This is not a standalone case. Cyber crime was the second most reported crime worldwide in 2016. Details are yet to be revealed on how the Dixons Carphone cyber attack came about. So, we can’t speculate too much at this stage. However, one factor which is already fuelling the debate is how such a breach was left undetected in the run-up to the implementation of GDPR. This should have put a company’s data protection policies and practices under a microscope if they weren’t already.
Incidents like this act as a strong reminder that you cannot be too careful when it comes to cybersecurity and data protection. Research found that 43% of worldwide cyber attacks specifically have targeted small companies. Dixons Carphone has said that the incident was very sophisticated and used ‘advanced malware’ to infiltrate their systems. Sadly, it is almost impossible to totally prevent being a victim of a cyber attack. But, there are several steps you can take which will significantly reduce the risk:

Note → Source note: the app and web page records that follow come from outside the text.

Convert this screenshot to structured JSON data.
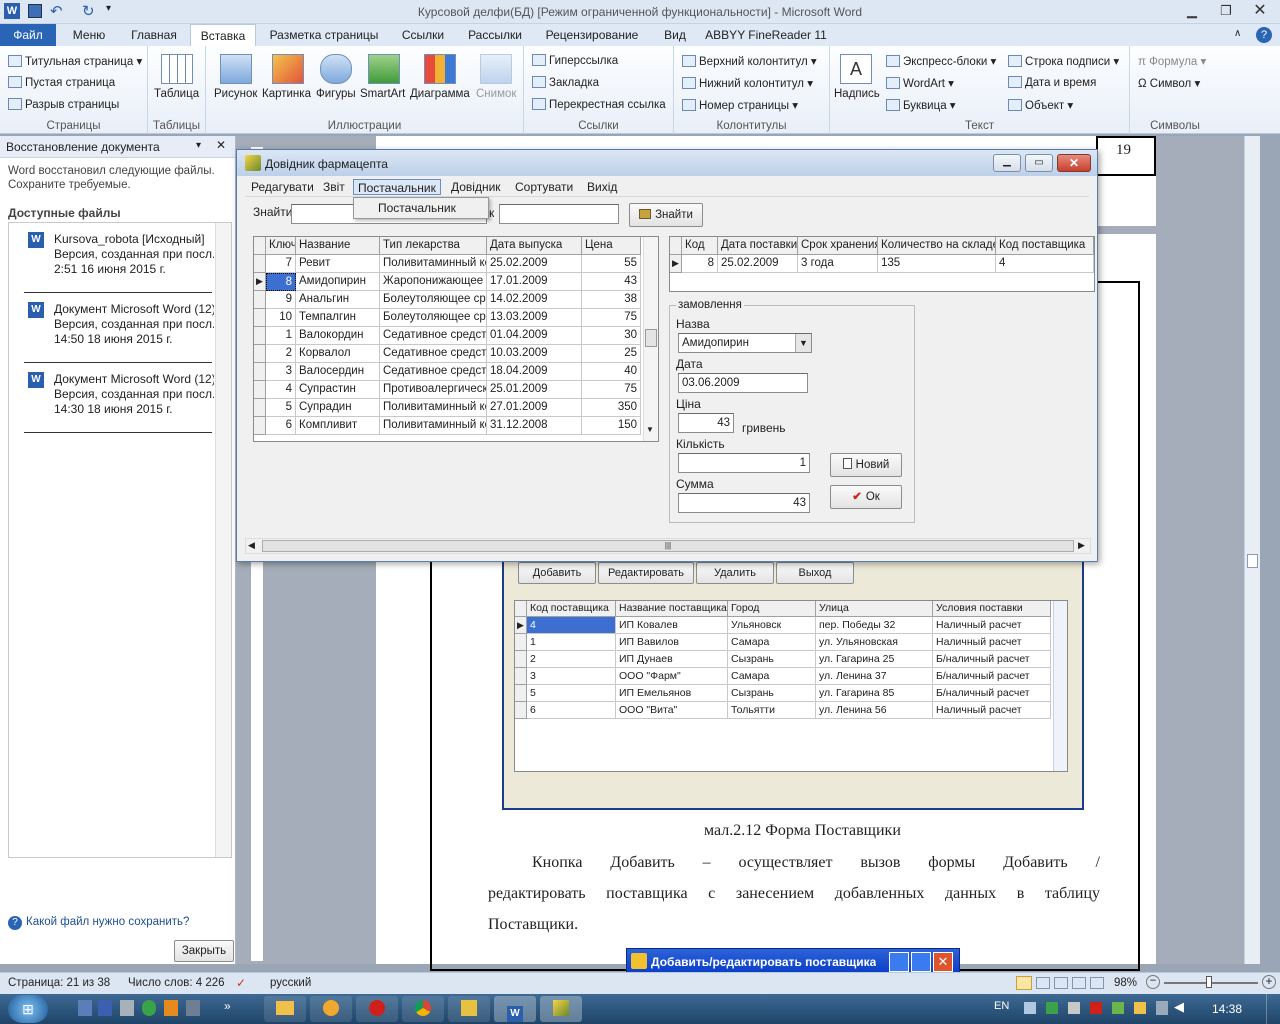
{
  "window": {
    "title": "Курсовой делфи(БД) [Режим ограниченной функциональности]  -  Microsoft Word"
  },
  "tabs": [
    "Файл",
    "Меню",
    "Главная",
    "Вставка",
    "Разметка страницы",
    "Ссылки",
    "Рассылки",
    "Рецензирование",
    "Вид",
    "ABBYY FineReader 11"
  ],
  "ribbon": {
    "pages": {
      "label": "Страницы",
      "items": [
        "Титульная страница",
        "Пустая страница",
        "Разрыв страницы"
      ]
    },
    "tables": {
      "label": "Таблицы",
      "items": [
        "Таблица"
      ]
    },
    "illustrations": {
      "label": "Иллюстрации",
      "items": [
        "Рисунок",
        "Картинка",
        "Фигуры",
        "SmartArt",
        "Диаграмма",
        "Снимок"
      ]
    },
    "links": {
      "label": "Ссылки",
      "items": [
        "Гиперссылка",
        "Закладка",
        "Перекрестная ссылка"
      ]
    },
    "headers": {
      "label": "Колонтитулы",
      "items": [
        "Верхний колонтитул",
        "Нижний колонтитул",
        "Номер страницы"
      ]
    },
    "text": {
      "label": "Текст",
      "big": "Надпись",
      "items": [
        "Экспресс-блоки",
        "WordArt",
        "Буквица",
        "Строка подписи",
        "Дата и время",
        "Объект"
      ]
    },
    "symbols": {
      "label": "Символы",
      "items": [
        "Формула",
        "Символ"
      ]
    }
  },
  "recovery": {
    "title": "Восстановление документа",
    "message": "Word восстановил следующие файлы. Сохраните требуемые.",
    "available": "Доступные файлы",
    "files": [
      {
        "name": "Kursova_robota  [Исходный]",
        "version": "Версия, созданная при посл...",
        "time": "2:51 16 июня 2015 г."
      },
      {
        "name": "Документ Microsoft Word (12) ...",
        "version": "Версия, созданная при посл...",
        "time": "14:50 18 июня 2015 г."
      },
      {
        "name": "Документ Microsoft Word (12) ...",
        "version": "Версия, созданная при посл...",
        "time": "14:30 18 июня 2015 г."
      }
    ],
    "help": "Какой файл нужно сохранить?",
    "close": "Закрыть"
  },
  "document": {
    "page_number": "19",
    "suppliers_buttons": [
      "Добавить",
      "Редактировать",
      "Удалить",
      "Выход"
    ],
    "suppliers_headers": [
      "Код поставщика",
      "Название поставщика",
      "Город",
      "Улица",
      "Условия поставки"
    ],
    "suppliers_rows": [
      [
        "4",
        "ИП Ковалев",
        "Ульяновск",
        "пер. Победы 32",
        "Наличный расчет"
      ],
      [
        "1",
        "ИП Вавилов",
        "Самара",
        "ул. Ульяновская",
        "Наличный расчет"
      ],
      [
        "2",
        "ИП Дунаев",
        "Сызрань",
        "ул. Гагарина 25",
        "Б/наличный расчет"
      ],
      [
        "3",
        "ООО \"Фарм\"",
        "Самара",
        "ул. Ленина 37",
        "Б/наличный расчет"
      ],
      [
        "5",
        "ИП Емельянов",
        "Сызрань",
        "ул. Гагарина 85",
        "Б/наличный расчет"
      ],
      [
        "6",
        "ООО \"Вита\"",
        "Тольятти",
        " ул. Ленина 56",
        "Наличный расчет"
      ]
    ],
    "caption": "мал.2.12 Форма Поставщики",
    "para1": "Кнопка Добавить – осуществляет вызов формы Добавить /",
    "para2": "редактировать поставщика с занесением добавленных данных в таблицу",
    "para3": "Поставщики.",
    "sub_window_title": "Добавить/редактировать поставщика"
  },
  "dialog": {
    "title": "Довідник фармацепта",
    "menu": [
      "Редагувати",
      "Звіт",
      "Постачальник",
      "Довідник",
      "Сортувати",
      "Вихід"
    ],
    "dropdown_item": "Постачальник",
    "search_label": "Знайти",
    "search_label2": "к",
    "search_button": "Знайти",
    "med_headers": [
      "Ключ",
      "Название",
      "Тип лекарства",
      "Дата выпуска",
      "Цена"
    ],
    "med_rows": [
      [
        "7",
        "Ревит",
        "Поливитаминный ко",
        "25.02.2009",
        "55"
      ],
      [
        "8",
        "Амидопирин",
        "Жаропонижающее с",
        "17.01.2009",
        "43"
      ],
      [
        "9",
        "Анальгин",
        "Болеутоляющее сре",
        "14.02.2009",
        "38"
      ],
      [
        "10",
        "Темпалгин",
        "Болеутоляющее сре",
        "13.03.2009",
        "75"
      ],
      [
        "1",
        "Валокордин",
        "Седативное средств",
        "01.04.2009",
        "30"
      ],
      [
        "2",
        "Корвалол",
        "Седативное средств",
        "10.03.2009",
        "25"
      ],
      [
        "3",
        "Валосердин",
        "Седативное средств",
        "18.04.2009",
        "40"
      ],
      [
        "4",
        "Супрастин",
        "Противоалергическо",
        "25.01.2009",
        "75"
      ],
      [
        "5",
        "Супрадин",
        "Поливитаминный ко",
        "27.01.2009",
        "350"
      ],
      [
        "6",
        "Компливит",
        "Поливитаминный ко",
        "31.12.2008",
        "150"
      ]
    ],
    "stock_headers": [
      "Код",
      "Дата поставки",
      "Срок хранения",
      "Количество на складе",
      "Код поставщика"
    ],
    "stock_row": [
      "8",
      "25.02.2009",
      "3 года",
      "135",
      "4"
    ],
    "order": {
      "group": "замовлення",
      "name_label": "Назва",
      "name_value": "Амидопирин",
      "date_label": "Дата",
      "date_value": "03.06.2009",
      "price_label": "Ціна",
      "price_value": "43",
      "price_unit": "гривень",
      "qty_label": "Кількість",
      "qty_value": "1",
      "sum_label": "Сумма",
      "sum_value": "43",
      "new_button": "Новий",
      "ok_button": "Ок"
    }
  },
  "status": {
    "page": "Страница: 21 из 38",
    "words": "Число слов: 4 226",
    "lang": "русский",
    "zoom": "98%"
  },
  "taskbar": {
    "lang": "EN",
    "time": "14:38"
  }
}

- Install firewalls and anti-virus software and ensure they are kept up-to-date.
- Regularly change your passwords, use different ones across different devices or accounts and make them difficult to guess.
- Carefully control who has access to data both within and outside of your company.
- Back everything up both online and offline.
- Finance, insurance and real estate firms have the highest email malware rate with one in every 182 emails delivering an attempted hack. So, keep your staff in the know on what to look out for.
- Stay up to date with everything from legislation to software to expert advice on data.
- Consider outsourcing your IT to ensure your data is kept as safe and secure as possible.